I really enjoy keeping fish as pets. At current count we have ten in two aquariums. Shown above is Ziggy, our largest fantail, and a few of our smaller (and faster moving) ones.
Unfortunately, over the years we have also lost a few – and when this happens, one is left wanting to know exactly why this happens. Particularly frustrating is when a fish is lost, yet the others in the same aquarium appear completely unaffected.
The obvious thing to do, though is to ensure that one knows the full details of the conditions in which the fish are living. There are various standard chemical tests that can be done, and at times I’ve been regularly testing the water for ammonia, nitrates and nitrites to ensure that the fish are not living in a poisonous environment. These chemical tests are however completely ‘analogue’ and have to be done by hand. There are (very) expensive digital versions of some of these tests, though the probes and sensors are not really worth using on small domestic aquariums.
An obvious and easy thing to keep an eye on is the water temperature. The type of fish we keep are relatively tolerant to a range of temperatures, however any sudden changes can be harmful.
To this end, I went and bought a DS18B20 one-wire digital temperature sensor. My initial thought was to hook it up to a Raspberry Pi, and have the temperature logged for viewing on something like a web dashboard. I had this up and running for a while, using RPiMonitor. The issue with this was that the network connection to the Raspberry Pi over WiFi proved unreliable, and even when it was working, I had to use another device even to see the current temperature reading. The benefit though was having a full time-series history of the aquarium temperature.
More useful would be to have an immediate live view of the current temperature, and whether that temperature has changed rapidly recently.
It was then that I remembered that I had an FRDM-KL25Z MCU board and an Adafruit RGB LCD shield both sitting in a drawer, just waiting for an application. I acquired these boards as part of my on-going modular synth project, hoping that they’d be useful as a PC or digital interface to the instrument. Realistically, the KL25Z is unsuitable for real-time audio processing. The LCD could still be useful, but the RGB backlight gave me an idea…
To pull off this idea, I would have to get the LCD working with the KL25Z, a task that I had previously failed. This time around, I went to the mbed online compiler and started looking for libraries that other people had already written for working with the LCD (and, while I was at it, the DS18B20). I got lucky, and found a few libraries that did in fact work.
Now, all I needed to do was clean the code up a bit, and invent a
main() loop that does what I want. With limited RAM, and no persistent storage at all on the KL25Z I needed to figure out how long a time-series I can keep active for the purposes of averaging the temperature readings.

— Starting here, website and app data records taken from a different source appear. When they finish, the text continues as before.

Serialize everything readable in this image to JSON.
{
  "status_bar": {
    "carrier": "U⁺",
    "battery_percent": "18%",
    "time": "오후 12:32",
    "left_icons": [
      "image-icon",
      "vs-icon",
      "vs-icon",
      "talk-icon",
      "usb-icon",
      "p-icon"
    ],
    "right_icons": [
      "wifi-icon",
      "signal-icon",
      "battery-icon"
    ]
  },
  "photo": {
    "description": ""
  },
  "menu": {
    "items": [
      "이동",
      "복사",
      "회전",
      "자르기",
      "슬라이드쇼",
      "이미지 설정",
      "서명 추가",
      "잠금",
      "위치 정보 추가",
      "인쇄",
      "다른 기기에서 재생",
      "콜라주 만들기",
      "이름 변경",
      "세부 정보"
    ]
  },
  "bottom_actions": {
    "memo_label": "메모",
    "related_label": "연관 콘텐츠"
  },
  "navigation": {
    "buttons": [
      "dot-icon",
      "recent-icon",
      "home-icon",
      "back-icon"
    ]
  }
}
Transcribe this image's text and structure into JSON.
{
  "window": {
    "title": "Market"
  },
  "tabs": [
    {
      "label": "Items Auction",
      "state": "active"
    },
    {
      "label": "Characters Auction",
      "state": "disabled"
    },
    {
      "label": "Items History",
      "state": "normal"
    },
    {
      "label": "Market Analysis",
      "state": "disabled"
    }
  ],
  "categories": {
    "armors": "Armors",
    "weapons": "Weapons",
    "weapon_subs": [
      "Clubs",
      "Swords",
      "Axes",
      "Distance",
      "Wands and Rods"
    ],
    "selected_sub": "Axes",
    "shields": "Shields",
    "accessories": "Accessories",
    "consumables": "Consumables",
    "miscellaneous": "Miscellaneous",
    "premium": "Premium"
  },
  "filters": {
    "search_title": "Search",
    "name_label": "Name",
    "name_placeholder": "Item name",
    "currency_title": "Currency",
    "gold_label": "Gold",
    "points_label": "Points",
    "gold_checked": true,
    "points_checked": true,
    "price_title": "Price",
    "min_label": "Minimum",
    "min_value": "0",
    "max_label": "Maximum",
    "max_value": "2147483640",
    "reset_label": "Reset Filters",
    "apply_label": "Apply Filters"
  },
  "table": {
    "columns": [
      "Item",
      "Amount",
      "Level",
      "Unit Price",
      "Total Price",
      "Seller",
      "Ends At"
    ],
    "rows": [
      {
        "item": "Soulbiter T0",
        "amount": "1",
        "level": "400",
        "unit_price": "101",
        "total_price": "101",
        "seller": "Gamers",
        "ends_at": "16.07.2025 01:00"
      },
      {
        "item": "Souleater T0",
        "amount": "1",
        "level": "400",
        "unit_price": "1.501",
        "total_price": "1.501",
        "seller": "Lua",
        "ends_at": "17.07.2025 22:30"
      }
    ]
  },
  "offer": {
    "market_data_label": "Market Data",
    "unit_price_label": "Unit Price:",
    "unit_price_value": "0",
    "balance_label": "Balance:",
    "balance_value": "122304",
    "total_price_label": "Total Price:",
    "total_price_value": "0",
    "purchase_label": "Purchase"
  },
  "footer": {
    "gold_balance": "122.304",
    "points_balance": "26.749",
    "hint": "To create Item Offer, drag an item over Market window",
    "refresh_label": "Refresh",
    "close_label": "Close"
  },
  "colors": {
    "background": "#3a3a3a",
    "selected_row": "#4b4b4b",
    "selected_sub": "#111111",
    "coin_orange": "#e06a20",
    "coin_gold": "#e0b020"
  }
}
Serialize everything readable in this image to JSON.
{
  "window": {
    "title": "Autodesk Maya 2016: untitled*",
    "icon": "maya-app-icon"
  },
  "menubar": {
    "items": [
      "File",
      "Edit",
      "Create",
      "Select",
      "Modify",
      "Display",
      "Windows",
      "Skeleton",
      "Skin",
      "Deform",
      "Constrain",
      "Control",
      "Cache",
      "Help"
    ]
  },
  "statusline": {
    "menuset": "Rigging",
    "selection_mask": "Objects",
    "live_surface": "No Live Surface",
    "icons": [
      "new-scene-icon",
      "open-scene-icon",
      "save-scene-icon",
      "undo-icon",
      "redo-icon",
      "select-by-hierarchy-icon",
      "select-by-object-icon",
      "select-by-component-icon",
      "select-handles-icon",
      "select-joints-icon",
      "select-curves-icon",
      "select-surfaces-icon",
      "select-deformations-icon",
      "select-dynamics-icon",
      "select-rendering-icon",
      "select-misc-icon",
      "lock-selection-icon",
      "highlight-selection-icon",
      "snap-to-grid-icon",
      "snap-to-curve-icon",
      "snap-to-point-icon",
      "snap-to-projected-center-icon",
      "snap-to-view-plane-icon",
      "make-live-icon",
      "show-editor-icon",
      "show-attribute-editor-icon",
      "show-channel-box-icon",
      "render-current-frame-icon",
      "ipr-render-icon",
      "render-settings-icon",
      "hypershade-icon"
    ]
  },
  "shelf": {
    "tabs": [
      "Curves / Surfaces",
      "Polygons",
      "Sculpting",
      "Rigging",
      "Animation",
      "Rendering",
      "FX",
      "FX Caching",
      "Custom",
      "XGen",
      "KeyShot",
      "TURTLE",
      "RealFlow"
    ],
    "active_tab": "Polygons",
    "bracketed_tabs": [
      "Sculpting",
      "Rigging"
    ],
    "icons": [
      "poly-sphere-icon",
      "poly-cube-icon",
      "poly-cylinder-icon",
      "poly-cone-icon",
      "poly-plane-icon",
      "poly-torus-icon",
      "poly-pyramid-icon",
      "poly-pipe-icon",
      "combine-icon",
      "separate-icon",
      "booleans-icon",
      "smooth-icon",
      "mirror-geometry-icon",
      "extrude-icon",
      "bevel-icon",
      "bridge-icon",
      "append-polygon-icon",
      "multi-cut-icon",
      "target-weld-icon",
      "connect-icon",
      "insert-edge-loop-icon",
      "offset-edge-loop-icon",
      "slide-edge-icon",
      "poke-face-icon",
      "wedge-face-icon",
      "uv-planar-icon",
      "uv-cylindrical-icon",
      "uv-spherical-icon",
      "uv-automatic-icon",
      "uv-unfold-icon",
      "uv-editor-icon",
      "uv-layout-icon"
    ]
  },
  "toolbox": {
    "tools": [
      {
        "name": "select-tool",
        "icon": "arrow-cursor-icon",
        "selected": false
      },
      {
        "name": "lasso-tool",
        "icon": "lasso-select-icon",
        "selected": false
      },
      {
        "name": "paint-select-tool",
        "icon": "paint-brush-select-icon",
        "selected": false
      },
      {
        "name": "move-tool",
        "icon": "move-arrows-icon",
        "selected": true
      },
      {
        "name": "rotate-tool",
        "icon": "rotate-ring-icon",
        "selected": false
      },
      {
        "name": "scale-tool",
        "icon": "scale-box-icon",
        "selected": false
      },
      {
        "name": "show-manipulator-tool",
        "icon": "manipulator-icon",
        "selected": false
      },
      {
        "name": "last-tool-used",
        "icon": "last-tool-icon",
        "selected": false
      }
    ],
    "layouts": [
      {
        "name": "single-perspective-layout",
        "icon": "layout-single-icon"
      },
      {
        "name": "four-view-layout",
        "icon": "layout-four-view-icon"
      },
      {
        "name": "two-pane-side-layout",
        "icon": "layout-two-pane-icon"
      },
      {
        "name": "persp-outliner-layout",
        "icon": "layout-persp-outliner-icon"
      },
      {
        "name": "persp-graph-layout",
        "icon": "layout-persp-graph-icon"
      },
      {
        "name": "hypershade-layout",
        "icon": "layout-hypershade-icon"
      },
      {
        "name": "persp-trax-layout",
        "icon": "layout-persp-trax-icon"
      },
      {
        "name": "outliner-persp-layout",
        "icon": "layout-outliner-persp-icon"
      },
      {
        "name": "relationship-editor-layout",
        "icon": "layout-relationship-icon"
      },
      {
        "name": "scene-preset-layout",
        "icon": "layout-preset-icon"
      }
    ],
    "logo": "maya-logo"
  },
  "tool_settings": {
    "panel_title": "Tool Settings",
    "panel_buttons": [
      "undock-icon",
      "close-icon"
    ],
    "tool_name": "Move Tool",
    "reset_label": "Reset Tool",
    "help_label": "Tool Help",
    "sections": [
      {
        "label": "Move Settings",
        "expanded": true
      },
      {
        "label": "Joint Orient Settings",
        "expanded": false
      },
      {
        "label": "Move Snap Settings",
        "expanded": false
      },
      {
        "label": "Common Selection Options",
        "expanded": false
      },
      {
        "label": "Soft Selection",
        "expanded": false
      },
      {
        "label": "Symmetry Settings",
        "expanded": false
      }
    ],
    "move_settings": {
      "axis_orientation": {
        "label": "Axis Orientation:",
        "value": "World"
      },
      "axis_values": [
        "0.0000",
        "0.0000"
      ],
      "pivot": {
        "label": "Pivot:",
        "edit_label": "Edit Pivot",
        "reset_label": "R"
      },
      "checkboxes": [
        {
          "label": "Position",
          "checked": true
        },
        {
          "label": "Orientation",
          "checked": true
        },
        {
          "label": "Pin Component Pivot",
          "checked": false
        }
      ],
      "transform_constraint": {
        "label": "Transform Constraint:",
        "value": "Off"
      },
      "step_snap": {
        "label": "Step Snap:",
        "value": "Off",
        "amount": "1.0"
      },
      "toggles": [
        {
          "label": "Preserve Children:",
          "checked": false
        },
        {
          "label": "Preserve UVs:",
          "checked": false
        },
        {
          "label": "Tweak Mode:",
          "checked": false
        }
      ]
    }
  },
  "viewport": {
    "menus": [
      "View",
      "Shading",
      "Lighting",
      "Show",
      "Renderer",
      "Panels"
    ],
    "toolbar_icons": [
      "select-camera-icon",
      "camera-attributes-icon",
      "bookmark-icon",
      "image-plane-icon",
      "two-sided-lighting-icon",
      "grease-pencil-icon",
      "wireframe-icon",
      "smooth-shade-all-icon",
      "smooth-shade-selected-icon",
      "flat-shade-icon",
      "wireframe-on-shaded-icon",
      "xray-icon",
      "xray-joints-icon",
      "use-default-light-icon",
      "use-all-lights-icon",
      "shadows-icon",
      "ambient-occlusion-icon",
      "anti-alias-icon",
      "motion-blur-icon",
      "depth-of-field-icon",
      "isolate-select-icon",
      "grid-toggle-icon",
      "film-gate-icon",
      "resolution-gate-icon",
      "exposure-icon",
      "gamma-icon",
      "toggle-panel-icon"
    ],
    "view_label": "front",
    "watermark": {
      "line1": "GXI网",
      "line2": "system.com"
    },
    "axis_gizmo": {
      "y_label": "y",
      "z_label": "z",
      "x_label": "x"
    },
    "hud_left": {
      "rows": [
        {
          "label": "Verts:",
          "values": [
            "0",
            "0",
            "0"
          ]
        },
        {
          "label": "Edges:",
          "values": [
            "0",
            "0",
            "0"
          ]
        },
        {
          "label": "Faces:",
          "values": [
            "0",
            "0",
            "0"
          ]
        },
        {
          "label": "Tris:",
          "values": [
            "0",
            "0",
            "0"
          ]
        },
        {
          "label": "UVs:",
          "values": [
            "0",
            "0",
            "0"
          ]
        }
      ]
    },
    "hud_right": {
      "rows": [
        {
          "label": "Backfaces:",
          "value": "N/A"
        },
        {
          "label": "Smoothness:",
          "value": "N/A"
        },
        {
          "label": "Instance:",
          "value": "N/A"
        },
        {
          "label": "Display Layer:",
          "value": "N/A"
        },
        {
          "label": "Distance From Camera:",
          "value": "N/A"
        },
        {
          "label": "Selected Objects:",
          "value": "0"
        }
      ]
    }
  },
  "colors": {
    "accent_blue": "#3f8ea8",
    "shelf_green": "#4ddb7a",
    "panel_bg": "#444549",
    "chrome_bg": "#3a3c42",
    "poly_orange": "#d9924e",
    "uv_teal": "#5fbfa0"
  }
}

Just for fun, I also wanted to program a few custom graphics for the LCD and make a little swimming fishy animation to show that the unit is in fact still alive and recording the temperature.
main() loop therefore does this:
- Maintain a counter for the current position of the fish animating across the top row of the screen
- Draw the fish graphic at the appropriate location
- As the fish exits the right-hand side of the screen, take a temperature reading
- Store the temperature reading in a circular buffer
- Take the average of the values in the circular buffer
- Display the current reading and the average on the bottom row of the screen
- Change the back-light colour to reflect the relationship between the current reading and the average:
- If they are within 1 degree celcius, display green (safe)
- Else, if they are within 2.5 degrees celcius:
- If current > average, display magenta (warm)
- If current < average, display cyan (cool)
- Else, if the difference is greater than 2.5 degrees celcius:
- If current > average, display red (hot)
- If current < average, display blue (cold)
By making use of the LED colour like this, I can actually see at a glance if there’s anything to even worry about on the temperature front without even having to read the temperature numbers.
The whole thing is powered via a USB cable, and it fits snugly in the space between the back of the large aquarium and the wall. Thankfully, the aquarium being made of glass, allows the screen to shine right through. Above, the display is showing a 25 hour average of 21.2 degrees celcius and a current reading of 20.2 degrees celcius. Since this is not more than one degree from the average, the light is showing a nice safe green colour.
During the first few days of operation, I did notice the magenta colour a couple of times, but recently the temperature is largely stable and green.
All of the code is on my bitbucket: fishy-monitor – and this does also include all of the library code written by other people.